Mr. David McGuinty: Can I ask the deputy minister? Has any money, deputy, left the trust fund into provincial hands?

Mr. Ian Shugart (Associate Deputy Minister, Department of the Environment): The way the trust fund mechanism works, Mr. Chair, is that when the trust fund is set up it is out of the hands of the Government of Canada and is drawn down by the provinces. That is essentially a private matter between the individual jurisdiction and the manager, the trustee of the fund.

Mr. David McGuinty: You put over one-and-a-half billion dollars into a fund and you're telling us you can't tell us whether any money has been drawn down?

Hon. John Baird: I can tell you that any province that wants the money it's there.

Mr. David McGuinty: You can't tell us whether any of the money of the $1.5 billion put into a trust fund has been drawn down. Is that right?

Hon. John Baird: You can ask the question 10 times. I've already answered it.

Mr. David McGuinty: So you don't-- For example, are there any firm targets or conditions with respect to a cost to greenhouse gas reduction ratio involving drawing down this money?

Hon. John Baird: One of the things that your premier and my premier has been particularly strong on is that the government of Ontario, my premier says, is not accountable to the federal government. It is accountable directly to the people of Ontario. That was the position of Mr. Martin and it's certainly our position as well.

Mr. David McGuinty: Are you aware, Minister, of what the Auditor General, Sheila Fraser, said just two weeks ago in reference to your eco trust?

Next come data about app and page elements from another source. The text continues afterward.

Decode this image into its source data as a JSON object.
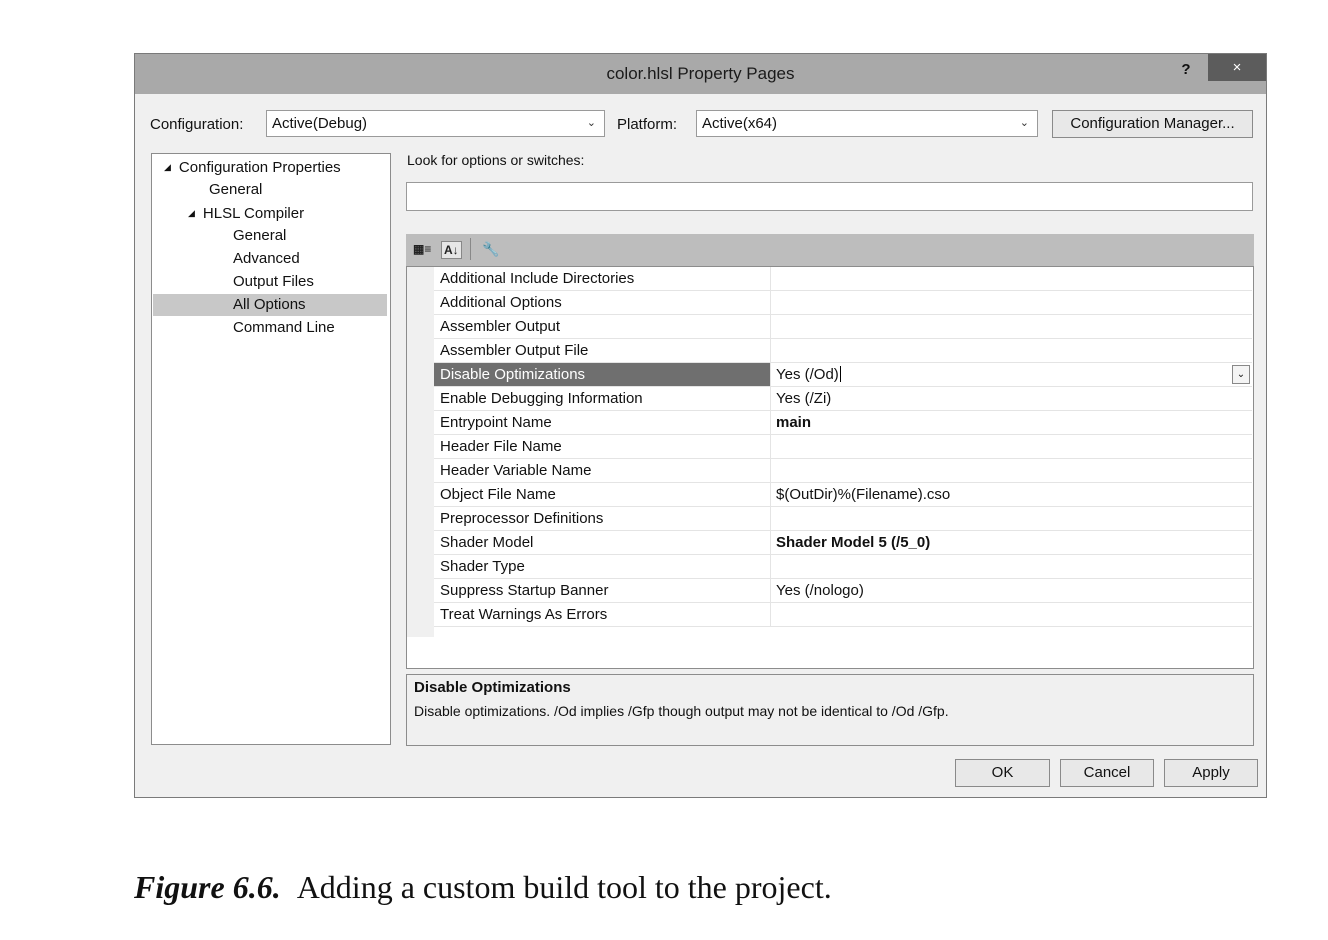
{
  "window": {
    "title": "color.hlsl Property Pages",
    "help": "?",
    "close": "×"
  },
  "config": {
    "label": "Configuration:",
    "value": "Active(Debug)",
    "platform_label": "Platform:",
    "platform_value": "Active(x64)",
    "manager_label": "Configuration Manager..."
  },
  "tree": {
    "root": "Configuration Properties",
    "general": "General",
    "compiler": "HLSL Compiler",
    "children": [
      "General",
      "Advanced",
      "Output Files",
      "All Options",
      "Command Line"
    ],
    "selected": "All Options"
  },
  "search": {
    "label": "Look for options or switches:",
    "value": ""
  },
  "grid": {
    "rows": [
      {
        "name": "Additional Include Directories",
        "value": ""
      },
      {
        "name": "Additional Options",
        "value": ""
      },
      {
        "name": "Assembler Output",
        "value": ""
      },
      {
        "name": "Assembler Output File",
        "value": ""
      },
      {
        "name": "Disable Optimizations",
        "value": "Yes (/Od)"
      },
      {
        "name": "Enable Debugging Information",
        "value": "Yes (/Zi)"
      },
      {
        "name": "Entrypoint Name",
        "value": "main"
      },
      {
        "name": "Header File Name",
        "value": ""
      },
      {
        "name": "Header Variable Name",
        "value": ""
      },
      {
        "name": "Object File Name",
        "value": "$(OutDir)%(Filename).cso"
      },
      {
        "name": "Preprocessor Definitions",
        "value": ""
      },
      {
        "name": "Shader Model",
        "value": "Shader Model 5 (/5_0)"
      },
      {
        "name": "Shader Type",
        "value": ""
      },
      {
        "name": "Suppress Startup Banner",
        "value": "Yes (/nologo)"
      },
      {
        "name": "Treat Warnings As Errors",
        "value": ""
      }
    ],
    "selected_row": "Disable Optimizations"
  },
  "description": {
    "title": "Disable Optimizations",
    "text": "Disable optimizations. /Od implies /Gfp though output may not be identical to /Od /Gfp."
  },
  "buttons": {
    "ok": "OK",
    "cancel": "Cancel",
    "apply": "Apply"
  },
  "caption": {
    "label": "Figure 6.6.",
    "text": "Adding a custom build tool to the project."
  }
}
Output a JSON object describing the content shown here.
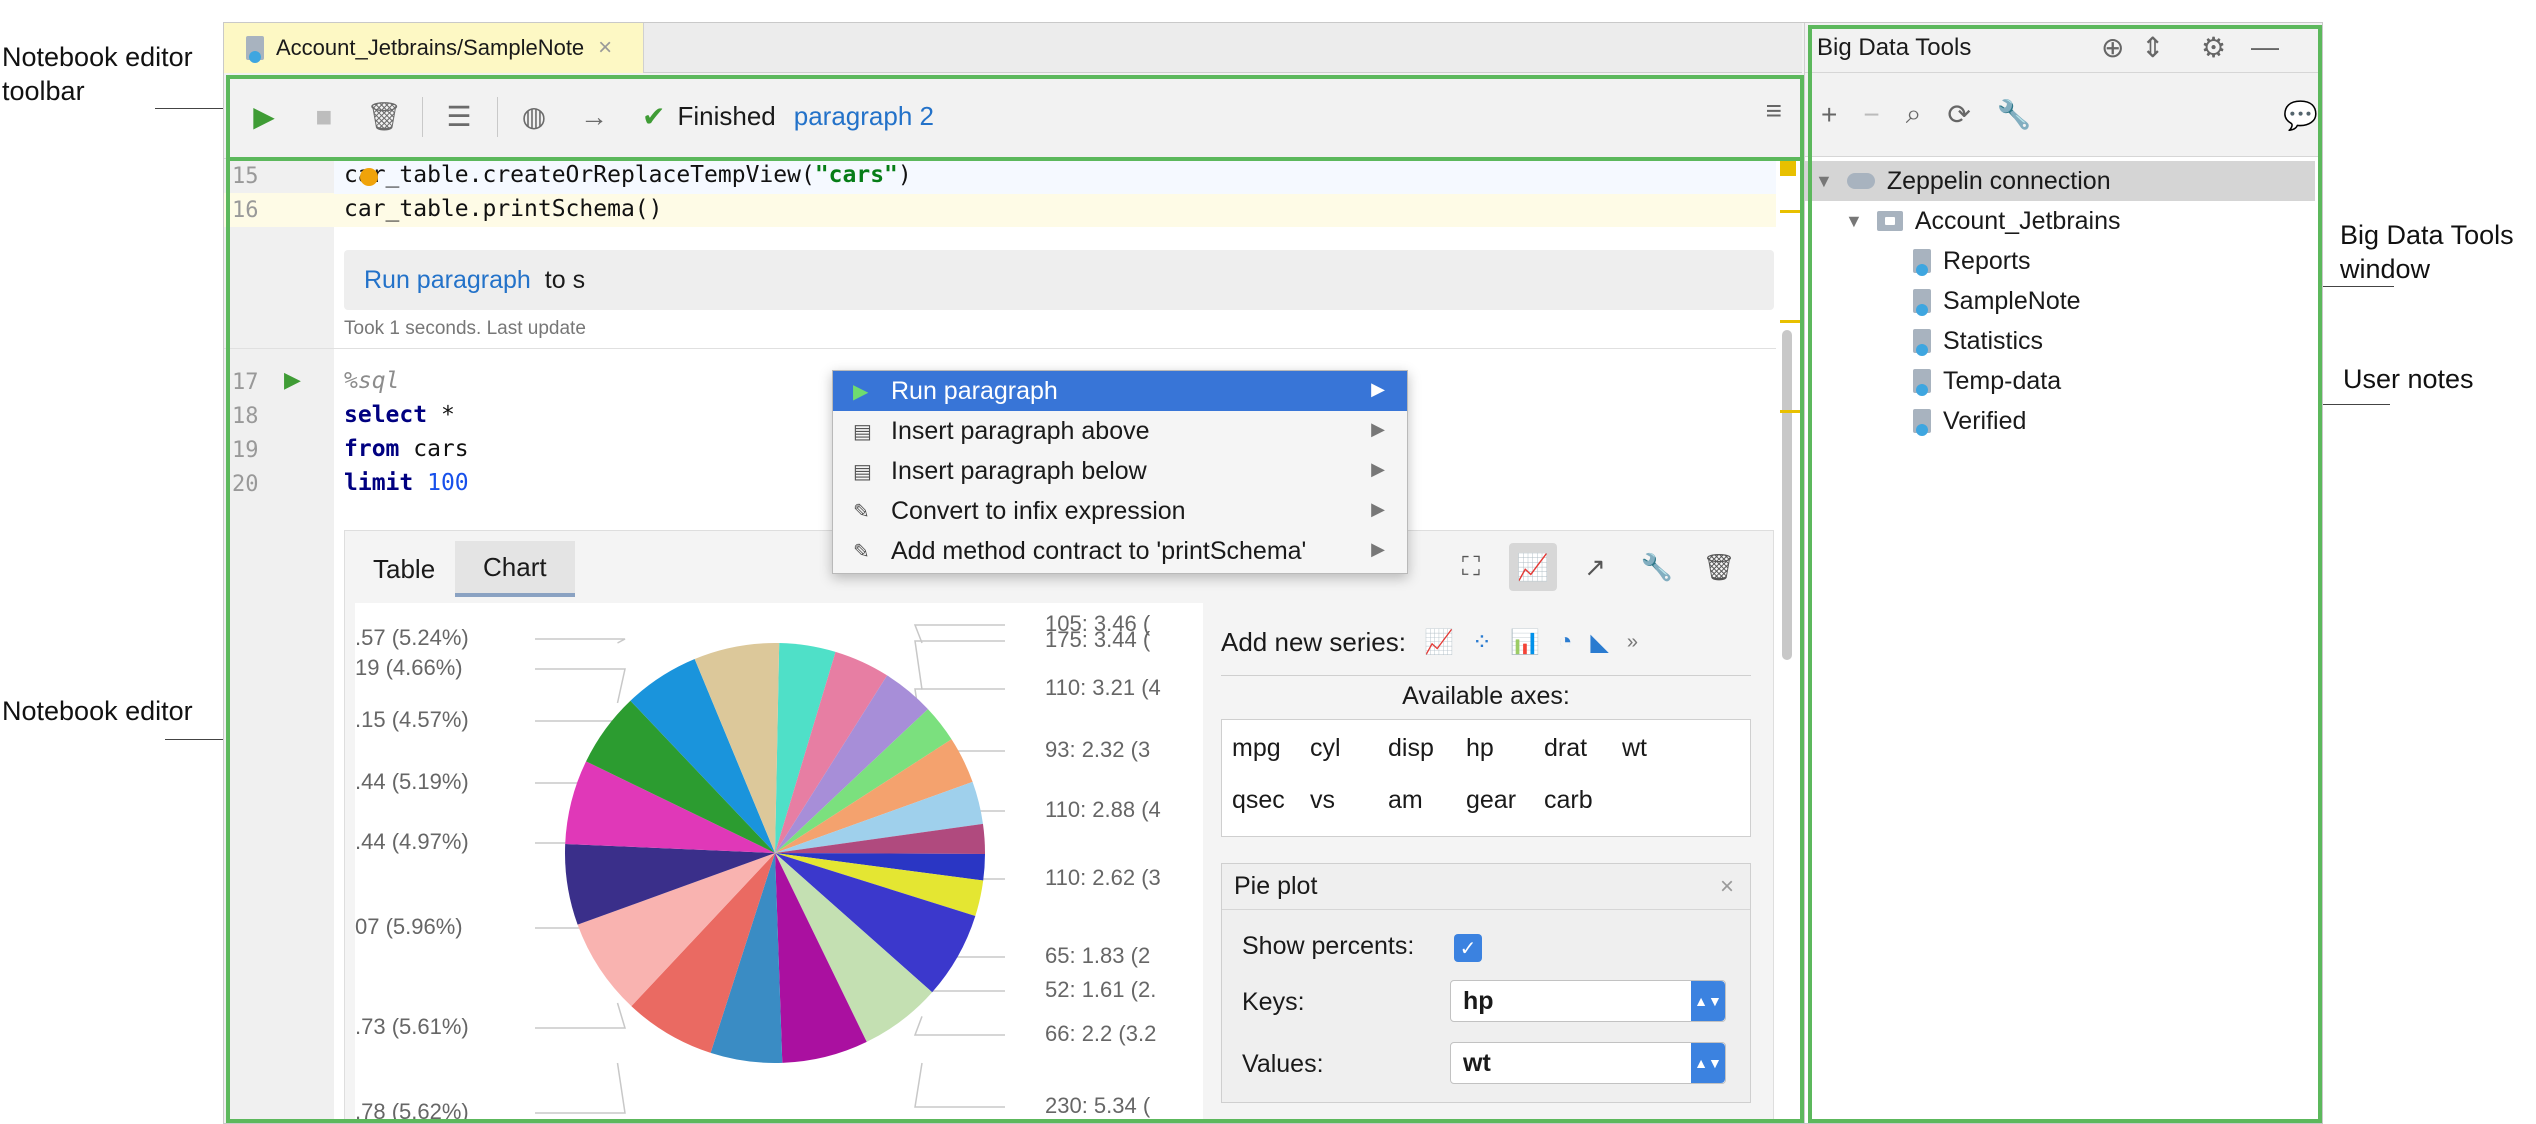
{
  "annotations": {
    "toolbar": [
      "Notebook editor",
      "toolbar"
    ],
    "editor": "Notebook editor",
    "bdt": [
      "Big Data Tools",
      "window"
    ],
    "user_notes": "User notes"
  },
  "editor_tab": {
    "title": "Account_Jetbrains/SampleNote"
  },
  "toolbar": {
    "status_text": "Finished",
    "status_link": "paragraph 2"
  },
  "code_lines": [
    {
      "num": "15",
      "text": "car_table.createOrReplaceTempView(",
      "str": "\"cars\"",
      "tail": ")"
    },
    {
      "num": "16",
      "text": "car_table.printSchema()"
    }
  ],
  "paragraph_box": {
    "link": "Run paragraph",
    "text": "to s"
  },
  "took_text": "Took 1 seconds. Last update",
  "sql_lines": [
    {
      "num": "17",
      "text": "%sql"
    },
    {
      "num": "18",
      "kw": "select",
      "text": " *"
    },
    {
      "num": "19",
      "kw": "from",
      "text": " cars"
    },
    {
      "num": "20",
      "kw": "limit",
      "text": " ",
      "numval": "100"
    }
  ],
  "context_menu": [
    {
      "label": "Run paragraph",
      "icon": "play-icon",
      "selected": true
    },
    {
      "label": "Insert paragraph above",
      "icon": "insert-above-icon"
    },
    {
      "label": "Insert paragraph below",
      "icon": "insert-below-icon"
    },
    {
      "label": "Convert to infix expression",
      "icon": "intention-icon"
    },
    {
      "label": "Add method contract to 'printSchema'",
      "icon": "intention-icon"
    }
  ],
  "result_tabs": [
    "Table",
    "Chart"
  ],
  "chart_panel": {
    "add_series_label": "Add new series:",
    "available_axes_label": "Available axes:",
    "axes": [
      "mpg",
      "cyl",
      "disp",
      "hp",
      "drat",
      "wt",
      "qsec",
      "vs",
      "am",
      "gear",
      "carb"
    ],
    "pie_plot": {
      "title": "Pie plot",
      "show_percents_label": "Show percents:",
      "show_percents": true,
      "keys_label": "Keys:",
      "keys_value": "hp",
      "values_label": "Values:",
      "values_value": "wt"
    }
  },
  "chart_data": {
    "type": "pie",
    "left_labels": [
      ".57 (5.24%)",
      "19 (4.66%)",
      ".15 (4.57%)",
      ".44 (5.19%)",
      ".44 (4.97%)",
      "07 (5.96%)",
      ".73 (5.61%)",
      ".78 (5.62%)"
    ],
    "right_labels": [
      "105: 3.46 (",
      "175: 3.44 (",
      "110: 3.21 (4",
      "93: 2.32 (3",
      "110: 2.88 (4",
      "110: 2.62 (3",
      "65: 1.83 (2",
      "52: 1.61 (2.",
      "66: 2.2 (3.2",
      "230: 5.34 ("
    ],
    "slices": [
      {
        "value": 3.46,
        "color": "#4fe0c8"
      },
      {
        "value": 3.44,
        "color": "#e77ea3"
      },
      {
        "value": 3.21,
        "color": "#a78ed8"
      },
      {
        "value": 2.32,
        "color": "#7be07e"
      },
      {
        "value": 2.88,
        "color": "#f4a26e"
      },
      {
        "value": 2.62,
        "color": "#9fd0ec"
      },
      {
        "value": 1.83,
        "color": "#b04a7e"
      },
      {
        "value": 1.61,
        "color": "#2a36c4"
      },
      {
        "value": 2.2,
        "color": "#e4e632"
      },
      {
        "value": 5.34,
        "color": "#3b38cc"
      },
      {
        "value": 5.0,
        "color": "#c4e0b2"
      },
      {
        "value": 5.3,
        "color": "#aa10a0"
      },
      {
        "value": 4.4,
        "color": "#3a8cc4"
      },
      {
        "value": 5.61,
        "color": "#ea6a62"
      },
      {
        "value": 5.96,
        "color": "#f9b3b0"
      },
      {
        "value": 4.97,
        "color": "#3a2f8a"
      },
      {
        "value": 5.19,
        "color": "#e038b8"
      },
      {
        "value": 4.57,
        "color": "#2c9c30"
      },
      {
        "value": 4.66,
        "color": "#1a94dc"
      },
      {
        "value": 5.24,
        "color": "#dcc89a"
      }
    ]
  },
  "bdt": {
    "title": "Big Data Tools",
    "tree": [
      {
        "label": "Zeppelin connection",
        "level": 0,
        "kind": "connection",
        "selected": true
      },
      {
        "label": "Account_Jetbrains",
        "level": 1,
        "kind": "folder"
      },
      {
        "label": "Reports",
        "level": 2,
        "kind": "note"
      },
      {
        "label": "SampleNote",
        "level": 2,
        "kind": "note"
      },
      {
        "label": "Statistics",
        "level": 2,
        "kind": "note"
      },
      {
        "label": "Temp-data",
        "level": 2,
        "kind": "note"
      },
      {
        "label": "Verified",
        "level": 2,
        "kind": "note"
      }
    ]
  }
}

Let me quote what she said from the accountability perspective. She said:

We are deeply concerned about very large transfers being made purportedly for certain purposes. But when you look at the actual agreements there are absolutely no conditions requiring the recipient to use the moneys for the purposes being announced

Can you help us understand what your position is with respect to the Auditor General's concerns?

Hon. John Baird: The accountability regime-- You know, I have a background in the government of Ontario, in the legislative assembly of Ontario as well. I know it best. That's the riding I also represent. The way federalism has worked in this regard is that the government of Ontario, the provincial government, is not accountable to the federal government, it's accountable to the legislature and the people of the province of Ontario. In this regard, I can tell you, I have no reason to doubt the integrity and the management of my premier to deal with these funds.

Mr. David McGuinty: Minister, why are public expenditures at the federal level--these are federal taxpayer dollars--why are these considered to be private matters? What's the point of public accounts and public estimates if our expenditures can be private and you can't even tell us what's happened to $1.5 billion?

Hon. John Baird: There's only one taxpayer, so it's not the federal taxpayer, a provincial taxpayer or a territorial taxpayer, or a municipal taxpayer. There's only one taxpayer and each level of government is accountable to the people that collect it. The government's accounting treatment was acceptable because the government had entered into the agreements with the appropriate authorities, had authorization from Parliament to make the payments to trust with the passing of the budget implementation act before the financial statements were finalized, had not included in the trust agreements or letters to provinces and territories any condition to be eligible to receive these funds that would have been met by the provinces or territories subsequently and that had known the amount to the transfer. This is the way it worked under the previous government, and I think we particularly feel strongly about it, a different kind of federalism, where the provinces do not work for the federal government. They're elected by people in their jurisdiction and they're the people with whom they're counted.